Avoiding handling-induced stress in poultry: use of uniform parameters to accurately determine physiological stress
. Poultry Scienceps 2016
, 65 - 73. Publisher's VersionAbstract
Due to increase in awareness of poultry welfare and concomitant legislation, it has become necessary to determine poultry's response to stress, with minimal harm and maximum reliability. Several methods to determine the response to physiological stress were developed throughout the years to identify stressors and to measure stress in poultry. The most commonly used are plasma corticosterone levels and peripheral blood heterophil/lymphocyte ratio (H/L ratio). However, the value of these responses to determine a state of stress has been questioned in several instances, as these parameters are increased during the process of bird handling and blood sampling irrespective of the general state of stress.

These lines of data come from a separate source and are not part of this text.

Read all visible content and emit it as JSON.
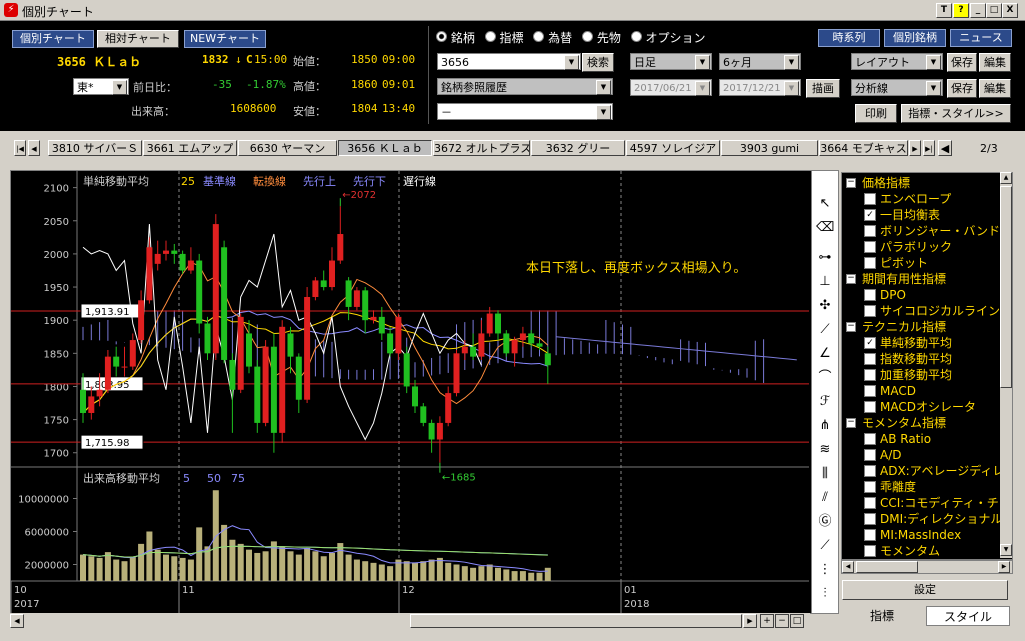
{
  "window": {
    "title": "個別チャート",
    "btn_t": "T",
    "btn_help": "?",
    "btn_min": "_",
    "btn_max": "□",
    "btn_close": "X"
  },
  "top_tabs": [
    "個別チャート",
    "相対チャート",
    "NEWチャート"
  ],
  "stock": {
    "code_name": "3656 ＫＬａｂ",
    "market": "東*",
    "last_price": "1832",
    "arrow": "↓",
    "c_label": "C",
    "last_time": "15:00",
    "prev_diff_label": "前日比：",
    "prev_diff": "-35",
    "prev_diff_pct": "-1.87%",
    "volume_label": "出来高：",
    "volume": "1608600",
    "open_label": "始値：",
    "open_value": "1850",
    "open_time": "09:00",
    "high_label": "高値：",
    "high_value": "1860",
    "high_time": "09:01",
    "low_label": "安値：",
    "low_value": "1804",
    "low_time": "13:40"
  },
  "radios": [
    {
      "label": "銘柄",
      "on": true
    },
    {
      "label": "指標",
      "on": false
    },
    {
      "label": "為替",
      "on": false
    },
    {
      "label": "先物",
      "on": false
    },
    {
      "label": "オプション",
      "on": false
    }
  ],
  "search": {
    "value": "3656",
    "button": "検索",
    "history": "銘柄参照履歴",
    "blank": "－"
  },
  "period": {
    "interval": "日足",
    "range": "6ヶ月",
    "from": "2017/06/21",
    "to": "2017/12/21",
    "draw": "描画"
  },
  "right_buttons": {
    "timeseries": "時系列",
    "individual": "個別銘柄",
    "news": "ニュース",
    "layout": "レイアウト",
    "analysis": "分析線",
    "save": "保存",
    "edit": "編集",
    "print": "印刷",
    "style": "指標・スタイル>>"
  },
  "stock_tabs": [
    "3810 サイバーＳ",
    "3661 エムアップ",
    "6630 ヤーマン",
    "3656 ＫＬａｂ",
    "3672 オルトプラス",
    "3632 グリー",
    "4597 ソレイジア",
    "3903 gumi",
    "3664 モブキャス"
  ],
  "stock_tabs_selected": 3,
  "page_indicator": "2/3",
  "chart": {
    "legend_main": [
      {
        "label": "単純移動平均",
        "color": "#d0d0d0"
      },
      {
        "label": "25",
        "color": "#ffd800"
      },
      {
        "label": "基準線",
        "color": "#8a8aff"
      },
      {
        "label": "転換線",
        "color": "#ff8c3c"
      },
      {
        "label": "先行上",
        "color": "#8a8aff"
      },
      {
        "label": "先行下",
        "color": "#8a8aff"
      },
      {
        "label": "遅行線",
        "color": "#ffffff"
      }
    ],
    "legend_vol": [
      {
        "label": "出来高移動平均",
        "color": "#d0d0d0"
      },
      {
        "label": "5",
        "color": "#8a8aff"
      },
      {
        "label": "50",
        "color": "#8a8aff"
      },
      {
        "label": "75",
        "color": "#8a8aff"
      }
    ],
    "annotation": "本日下落し、再度ボックス相場入り。",
    "price_ticks": [
      "2100",
      "2050",
      "2000",
      "1950",
      "1900",
      "1850",
      "1800",
      "1750",
      "1700"
    ],
    "vol_ticks": [
      "10000000",
      "6000000",
      "2000000"
    ],
    "hlines": [
      {
        "label": "1,913.91",
        "value": 1913.91
      },
      {
        "label": "1,803.95",
        "value": 1803.95
      },
      {
        "label": "1,715.98",
        "value": 1715.98
      }
    ],
    "high_mark": "←2072",
    "low_mark": "←1685",
    "x_months": [
      "10",
      "11",
      "12",
      "01"
    ],
    "x_years": [
      "2017",
      "2018"
    ]
  },
  "chart_data": {
    "type": "candlestick",
    "price_range": [
      1680,
      2110
    ],
    "volume_range": [
      0,
      12000000
    ],
    "candles": [
      [
        1795,
        1760,
        1820,
        1745
      ],
      [
        1760,
        1785,
        1800,
        1750
      ],
      [
        1785,
        1795,
        1820,
        1770
      ],
      [
        1795,
        1845,
        1855,
        1790
      ],
      [
        1845,
        1830,
        1860,
        1815
      ],
      [
        1830,
        1830,
        1860,
        1815
      ],
      [
        1830,
        1870,
        1880,
        1825
      ],
      [
        1870,
        1930,
        1945,
        1865
      ],
      [
        1930,
        2010,
        2025,
        1925
      ],
      [
        1985,
        2000,
        2020,
        1975
      ],
      [
        2000,
        2005,
        2020,
        1990
      ],
      [
        2005,
        2000,
        2015,
        1985
      ],
      [
        2000,
        1975,
        2005,
        1970
      ],
      [
        1975,
        1990,
        2010,
        1970
      ],
      [
        1990,
        1895,
        2000,
        1880
      ],
      [
        1895,
        1850,
        1905,
        1840
      ],
      [
        1850,
        2045,
        2060,
        1840
      ],
      [
        2010,
        1840,
        2020,
        1835
      ],
      [
        1840,
        1795,
        1850,
        1730
      ],
      [
        1795,
        1905,
        1910,
        1790
      ],
      [
        1880,
        1830,
        1900,
        1820
      ],
      [
        1830,
        1745,
        1840,
        1730
      ],
      [
        1745,
        1860,
        1870,
        1740
      ],
      [
        1860,
        1730,
        1880,
        1700
      ],
      [
        1730,
        1890,
        1900,
        1715
      ],
      [
        1880,
        1845,
        1890,
        1820
      ],
      [
        1845,
        1780,
        1850,
        1760
      ],
      [
        1780,
        1935,
        1950,
        1775
      ],
      [
        1935,
        1960,
        1965,
        1930
      ],
      [
        1960,
        1950,
        1975,
        1945
      ],
      [
        1950,
        1990,
        2010,
        1945
      ],
      [
        1990,
        2030,
        2072,
        1985
      ],
      [
        1960,
        1920,
        1965,
        1900
      ],
      [
        1920,
        1945,
        1950,
        1915
      ],
      [
        1945,
        1900,
        1950,
        1880
      ],
      [
        1900,
        1905,
        1915,
        1895
      ],
      [
        1905,
        1880,
        1920,
        1870
      ],
      [
        1880,
        1850,
        1890,
        1845
      ],
      [
        1850,
        1905,
        1910,
        1840
      ],
      [
        1850,
        1800,
        1860,
        1790
      ],
      [
        1800,
        1770,
        1810,
        1760
      ],
      [
        1770,
        1745,
        1775,
        1740
      ],
      [
        1745,
        1720,
        1750,
        1700
      ],
      [
        1720,
        1745,
        1755,
        1685
      ],
      [
        1745,
        1790,
        1800,
        1740
      ],
      [
        1790,
        1850,
        1855,
        1785
      ],
      [
        1850,
        1860,
        1870,
        1840
      ],
      [
        1860,
        1845,
        1880,
        1840
      ],
      [
        1845,
        1880,
        1900,
        1840
      ],
      [
        1880,
        1910,
        1920,
        1875
      ],
      [
        1910,
        1880,
        1915,
        1870
      ],
      [
        1880,
        1850,
        1885,
        1845
      ],
      [
        1850,
        1870,
        1875,
        1830
      ],
      [
        1870,
        1880,
        1890,
        1860
      ],
      [
        1880,
        1865,
        1885,
        1860
      ],
      [
        1865,
        1860,
        1870,
        1855
      ],
      [
        1850,
        1832,
        1860,
        1804
      ]
    ],
    "volume": [
      3.2,
      3.0,
      2.8,
      3.5,
      2.6,
      2.4,
      2.9,
      4.5,
      6.0,
      3.8,
      3.2,
      3.0,
      2.8,
      2.6,
      6.5,
      4.2,
      11.0,
      6.8,
      5.0,
      4.5,
      3.8,
      3.4,
      3.6,
      4.8,
      4.2,
      3.6,
      3.2,
      4.0,
      3.6,
      3.0,
      3.4,
      4.6,
      3.2,
      2.6,
      2.4,
      2.2,
      2.0,
      1.8,
      2.6,
      2.4,
      2.2,
      2.4,
      2.6,
      2.8,
      2.2,
      2.0,
      1.8,
      1.6,
      1.8,
      2.0,
      1.6,
      1.4,
      1.2,
      1.2,
      1.0,
      1.0,
      1.6
    ]
  },
  "indicator_panel": {
    "groups": [
      {
        "label": "価格指標",
        "items": [
          {
            "label": "エンベロープ",
            "on": false
          },
          {
            "label": "一目均衡表",
            "on": true
          },
          {
            "label": "ボリンジャー・バンド",
            "on": false
          },
          {
            "label": "パラボリック",
            "on": false
          },
          {
            "label": "ピボット",
            "on": false
          }
        ]
      },
      {
        "label": "期間有用性指標",
        "items": [
          {
            "label": "DPO",
            "on": false
          },
          {
            "label": "サイコロジカルライン",
            "on": false
          }
        ]
      },
      {
        "label": "テクニカル指標",
        "items": [
          {
            "label": "単純移動平均",
            "on": true
          },
          {
            "label": "指数移動平均",
            "on": false
          },
          {
            "label": "加重移動平均",
            "on": false
          },
          {
            "label": "MACD",
            "on": false
          },
          {
            "label": "MACDオシレータ",
            "on": false
          }
        ]
      },
      {
        "label": "モメンタム指標",
        "items": [
          {
            "label": "AB Ratio",
            "on": false
          },
          {
            "label": "A/D",
            "on": false
          },
          {
            "label": "ADX:アベレージディレクショナル",
            "on": false
          },
          {
            "label": "乖離度",
            "on": false
          },
          {
            "label": "CCI:コモディティ・チャネル",
            "on": false
          },
          {
            "label": "DMI:ディレクショナル",
            "on": false
          },
          {
            "label": "MI:MassIndex",
            "on": false
          },
          {
            "label": "モメンタム",
            "on": false
          }
        ]
      }
    ],
    "settings_button": "設定",
    "tab_indicator": "指標",
    "tab_style": "スタイル"
  }
}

Due to these limitations, it appears that the classic stress markers might be sub-optimal in evaluating stress in poultry, particularly those encountered in high-stress environments. Thus, there is a continuing need for stress indicators, preferably indicators that are quantitative, highly repeatable, not influenced by handling and sampling, determined in peripheral blood, represent an initial response to the stressor, and do not daily fluctuate. As the immune system has been shown to rapidly respond to stress, we assessed pro-inflammatory gene expression in peripheral blood cells as an indicator for stress. We initially show that while corticosterone plasma levels and the H/L ratio were responsive to handling and blood sampling, pro-inflammatory gene expression (lysozyme, IL-1β, IL-6, and HSP-70) was not. We then determined the expression of the same pro-inflammatory genes during acute stress (transit) in layer pullets (hen and turkey) and during chronic stress (different caging densities of layers utilizing 2, 3, and 4 hens/cage). While gene expression was significantly and highly elevated during transit, the effect of differing caging densities on gene expression was minimal; collectively, this might indicate that expression of pro-inflammatory genes is more responsive to acute stress than to chronic stressors. We propose to use pro-inflammatory gene expression in peripheral blood cells to measure responses to stress in poultry.

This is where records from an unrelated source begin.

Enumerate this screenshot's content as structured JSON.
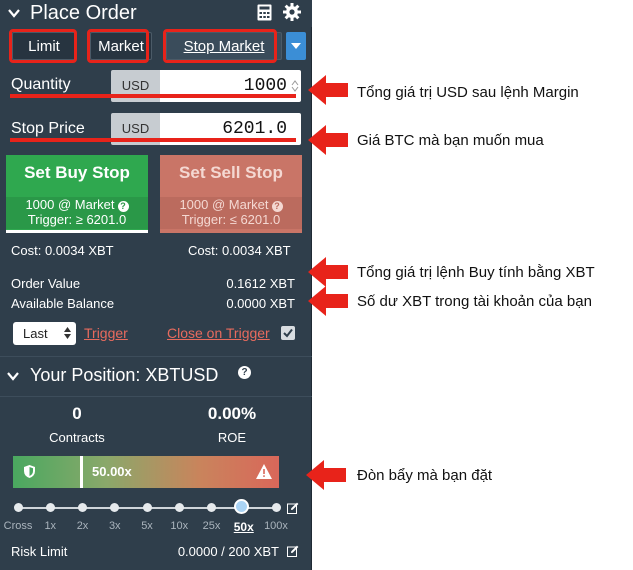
{
  "header": {
    "title": "Place Order"
  },
  "order_types": [
    "Limit",
    "Market",
    "Stop Market"
  ],
  "quantity": {
    "label": "Quantity",
    "unit": "USD",
    "value": "1000"
  },
  "stop_price": {
    "label": "Stop Price",
    "unit": "USD",
    "value": "6201.0"
  },
  "buy": {
    "title": "Set Buy Stop",
    "line1": "1000 @ Market",
    "line2": "Trigger: ≥ 6201.0",
    "cost": "Cost: 0.0034 XBT"
  },
  "sell": {
    "title": "Set Sell Stop",
    "line1": "1000 @ Market",
    "line2": "Trigger: ≤ 6201.0",
    "cost": "Cost: 0.0034 XBT"
  },
  "order_value": {
    "label": "Order Value",
    "value": "0.1612 XBT"
  },
  "available_balance": {
    "label": "Available Balance",
    "value": "0.0000 XBT"
  },
  "trigger": {
    "select_value": "Last",
    "trigger_link": "Trigger",
    "close_link": "Close on Trigger",
    "close_checked": true
  },
  "position": {
    "title": "Your Position: XBTUSD",
    "contracts_value": "0",
    "contracts_label": "Contracts",
    "roe_value": "0.00%",
    "roe_label": "ROE",
    "leverage_label": "50.00x",
    "leverage_ticks": [
      "Cross",
      "1x",
      "2x",
      "3x",
      "5x",
      "10x",
      "25x",
      "50x",
      "100x"
    ],
    "leverage_selected": "50x",
    "risk_limit_label": "Risk Limit",
    "risk_limit_value": "0.0000 / 200 XBT"
  },
  "annotations": {
    "quantity": "Tổng giá trị USD sau lệnh Margin",
    "stop_price": "Giá BTC mà bạn muốn mua",
    "order_value": "Tổng giá trị lệnh Buy tính bằng XBT",
    "balance": "Số dư XBT trong tài khoản của bạn",
    "leverage": "Đòn bẩy mà bạn đặt"
  },
  "colors": {
    "panel": "#2f3e4b",
    "buy": "#2fa84f",
    "sell": "#c97567",
    "annotation": "#e8231a",
    "accent": "#3b8ed6"
  }
}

Effects of parasite pressure on parasite mortality and reproductive output in a rodent-flea system: inferring host defense trade-offs
, 3337 - 3344. Publisher's VersionAbstract
Evaluating host resistance via parasite fitness helps place host-parasite relationships within evolutionary and ecological contexts; however, few studies consider both these processes simultaneously. We investigated how different levels of parasite pressure affect parasite mortality and reproductive success in relationship to host defense efforts, using the rodent Gerbillus nanus and the flea Xenopsylla conformis as a host-parasite system. Fifteen immune-naïve male rodents were infested with 20, 50, or 100 fleas for four weeks. During this time number of new imagoes produced per adult flea (our flea reproductive output metric), flea mortality, and change in circulating anti-flea immunoglobulin G (our measure of adaptive immune defense) were monitored. Three hypotheses guided this work: (1) increasing parasite pressure would heighten host defenses; (2) parasite mortality would increase and parasite reproductive output would decrease with increasing investment in host defense; and (3) hosts under high parasite pressure could invest in behavioral and/or immune responses. We predicted that at high infestation levels (a) parasite mortality would increase; (b) flea reproductive output per individual would decrease; and (c) host circulating anti-flea antibody levels would increase. The hypotheses were partially supported. Flea mortality significantly increased and flea reproductive output significantly decreased as flea pressure increased. Host adaptive immune defense did not significantly change with increasing flea pressure. Therefore, we inferred that investment in host behavioral defense, either alone or in combination with density-dependent effects, may be more efficient at increasing flea mortality and decreasing flea reproductive output than antibody production during initial infestation in this system.